The U: Mormon rumspringa

By and

I lost my testimony. I just can’t remember where in the world I put it.

It’s not that I’ve had a crisis of faith. It’s not that I can’t reconcile certain points of doctrine with my personal beliefs.

I just don’t like going to church. In the last five years, my attendance has dropped from nearly 100 percent to its current state, hovering at a comfy 33. And I have no real reason why.

Sure, I’m not technically inactive. I can usually be counted on to attend Sacrament Meeting every week?or so. And if I were given a job (heaven forbid), I’d probably do it. Delivering pies, setting up chairs-whatever, I’m a good sport.

Of course, to get a job, my bishop would probably have to know who I am. Switching your records from ward to ward-it’s almost an art form.

I don’t feel guilty about my current inactivity. Just as Amish teenagers have rumspringa-the time in which they can snort lines of coke off toilet seats without repercussions-so do Mormon youth have the U.

This is the place to explore what I like to call “Lies Your Bishop Told You”:

1. Drinking isn’t fun.

Oh, my friends, but it is. I’ve never done it, but I’m not going to delude myself into thinking that I wouldn’t be having a better time in general if I did.

If you don’t drink, good for you-but don’t tell yourself that it’s because you can have just as much fun without it.

You can’t. Resign yourself to leading a more boring life than the Catholics down the street.

2. Relief Society IS fun.

Oh, gimme a break. Crying about how you aren’t married? Learning how to can peas? Do I even have to say anything more?

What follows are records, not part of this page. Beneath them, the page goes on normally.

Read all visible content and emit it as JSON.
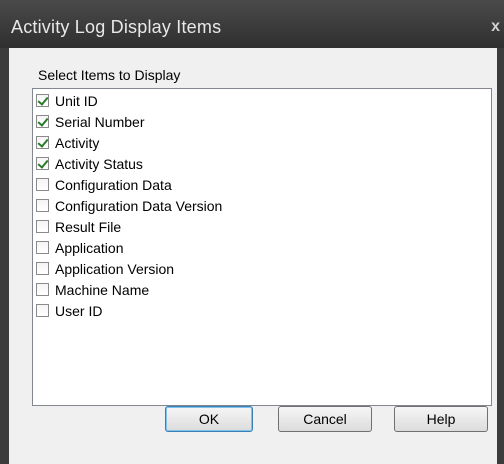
{
  "window": {
    "title": "Activity Log Display Items",
    "close_glyph": "x"
  },
  "group": {
    "label": "Select Items to Display"
  },
  "items": [
    {
      "label": "Unit ID",
      "checked": true
    },
    {
      "label": "Serial Number",
      "checked": true
    },
    {
      "label": "Activity",
      "checked": true
    },
    {
      "label": "Activity Status",
      "checked": true
    },
    {
      "label": "Configuration Data",
      "checked": false
    },
    {
      "label": "Configuration Data Version",
      "checked": false
    },
    {
      "label": "Result File",
      "checked": false
    },
    {
      "label": "Application",
      "checked": false
    },
    {
      "label": "Application Version",
      "checked": false
    },
    {
      "label": "Machine Name",
      "checked": false
    },
    {
      "label": "User ID",
      "checked": false
    }
  ],
  "buttons": {
    "ok": "OK",
    "cancel": "Cancel",
    "help": "Help"
  }
}
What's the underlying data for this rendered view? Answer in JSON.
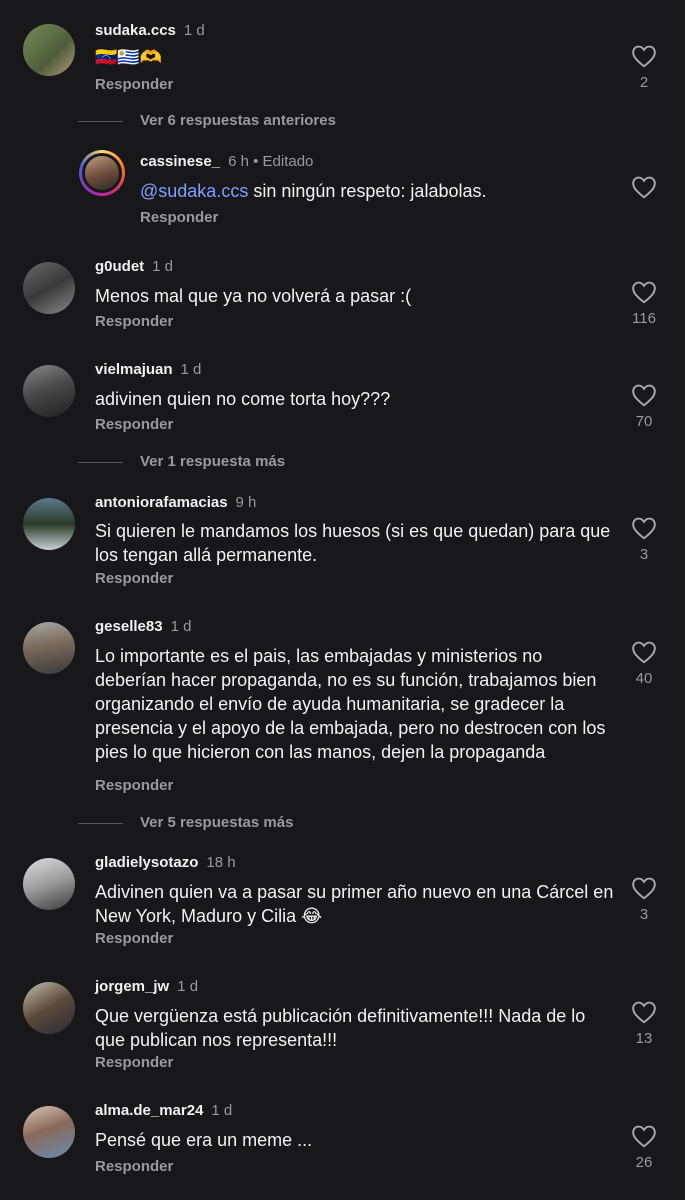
{
  "colors": {
    "background": "#18181b",
    "mention": "#7ea1ff",
    "muted": "#9a9a9a"
  },
  "reply_label": "Responder",
  "comments": [
    {
      "user": "sudaka.ccs",
      "time": "1 d",
      "text": "🇻🇪🇺🇾🫶",
      "likes": "2"
    },
    {
      "user": "cassinese_",
      "time": "6 h • Editado",
      "mention": "@sudaka.ccs",
      "text": " sin ningún respeto: jalabolas.",
      "likes": ""
    },
    {
      "user": "g0udet",
      "time": "1 d",
      "text": "Menos mal que ya no volverá a pasar :(",
      "likes": "116"
    },
    {
      "user": "vielmajuan",
      "time": "1 d",
      "text": "adivinen quien no come torta hoy???",
      "likes": "70"
    },
    {
      "user": "antoniorafamacias",
      "time": "9 h",
      "text": "Si quieren le mandamos los huesos (si es que quedan) para que los tengan allá permanente.",
      "likes": "3"
    },
    {
      "user": "geselle83",
      "time": "1 d",
      "text": "Lo importante es el pais, las embajadas y ministerios no deberían  hacer propaganda, no es su función, trabajamos bien organizando el envío de ayuda humanitaria, se gradecer la presencia y el apoyo de la embajada, pero no destrocen con los pies lo que hicieron con las manos, dejen la propaganda",
      "likes": "40"
    },
    {
      "user": "gladielysotazo",
      "time": "18 h",
      "text": "Adivinen quien va a pasar su primer año nuevo en una Cárcel en New York, Maduro y Cilia 😂",
      "likes": "3"
    },
    {
      "user": "jorgem_jw",
      "time": "1 d",
      "text": "Que vergüenza está publicación definitivamente!!! Nada de lo que publican nos representa!!!",
      "likes": "13"
    },
    {
      "user": "alma.de_mar24",
      "time": "1 d",
      "text": "Pensé que era un  meme ...",
      "likes": "26"
    }
  ],
  "more_replies": [
    {
      "label": "Ver 6 respuestas anteriores"
    },
    {
      "label": "Ver 1 respuesta más"
    },
    {
      "label": "Ver 5 respuestas más"
    }
  ]
}
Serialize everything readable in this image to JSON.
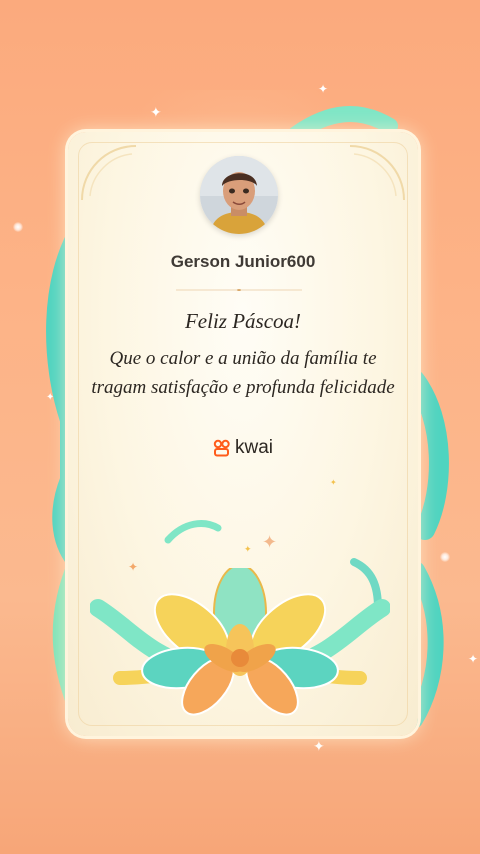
{
  "profile": {
    "username": "Gerson Junior600"
  },
  "greeting": {
    "headline": "Feliz Páscoa!",
    "message": "Que o calor e a união da família te tragam satisfação e profunda felicidade"
  },
  "brand": {
    "name": "kwai",
    "logo_icon": "kwai-logo-icon",
    "color": "#ff5c1b"
  },
  "colors": {
    "background": "#fbaa7d",
    "card": "#fdf6e2",
    "ribbon_teal": "#4fd4c0",
    "ribbon_yellow": "#f6d35a"
  }
}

3. Church is more interesting once you get to college.

I really believed this one for a while. Then I realized that even though we’re all older and presumably wiser, Sunday school lessons will still resemble the same old, same old we had memorized back when we were 12. Meh.

There are more, and I’d keep listing them-but I’m sure you can think of them yourself. Heck, feel free to send a few of them in to The Chronicle-we need the letters.

The real problem is?these reasons and others like them aren’t quite enough to stop me from going for good.

When it comes to my religion, there are things I disagree with, and there are things I don’t like. There are even things that I just pretend never happened. (*Cough! Polygamy! Cough!*)

But unfortunately, I really do believe it. And that sort of makes it impossible for me to have my records removed just because I don’t want to get married in an ugly wedding dress.

(The Biggest Lie That Your Young Women President Told You: Strapless wedding dresses aren’t flattering.)

But people who honestly leave any religion for reasons as pathetic as, “Jeez, this whole kneeling down five times a day is really getting to my back,” or “I am SO over circumcision,” or “Don’t you think that speaking in tongues is a little?um?creepy?” probably didn’t have very good reasons for joining-or staying-in the first place.

Here’s a rule of thumb I like to live by: If you joined for the Jell-O, then you can quit because they stop using Wonderbread during Sacrament. But if you didn’t join for the Jell-O?well, you might be out of luck when it comes to apostatizing in good conscience.

There are things that are wrong with any church or religion. Lots of things. But just as you shouldn’t join something for the wrong reasons, neither should you let go of something for the wrong reasons.

Sigh. I am officially going to die 10 percent poorer than I ought to.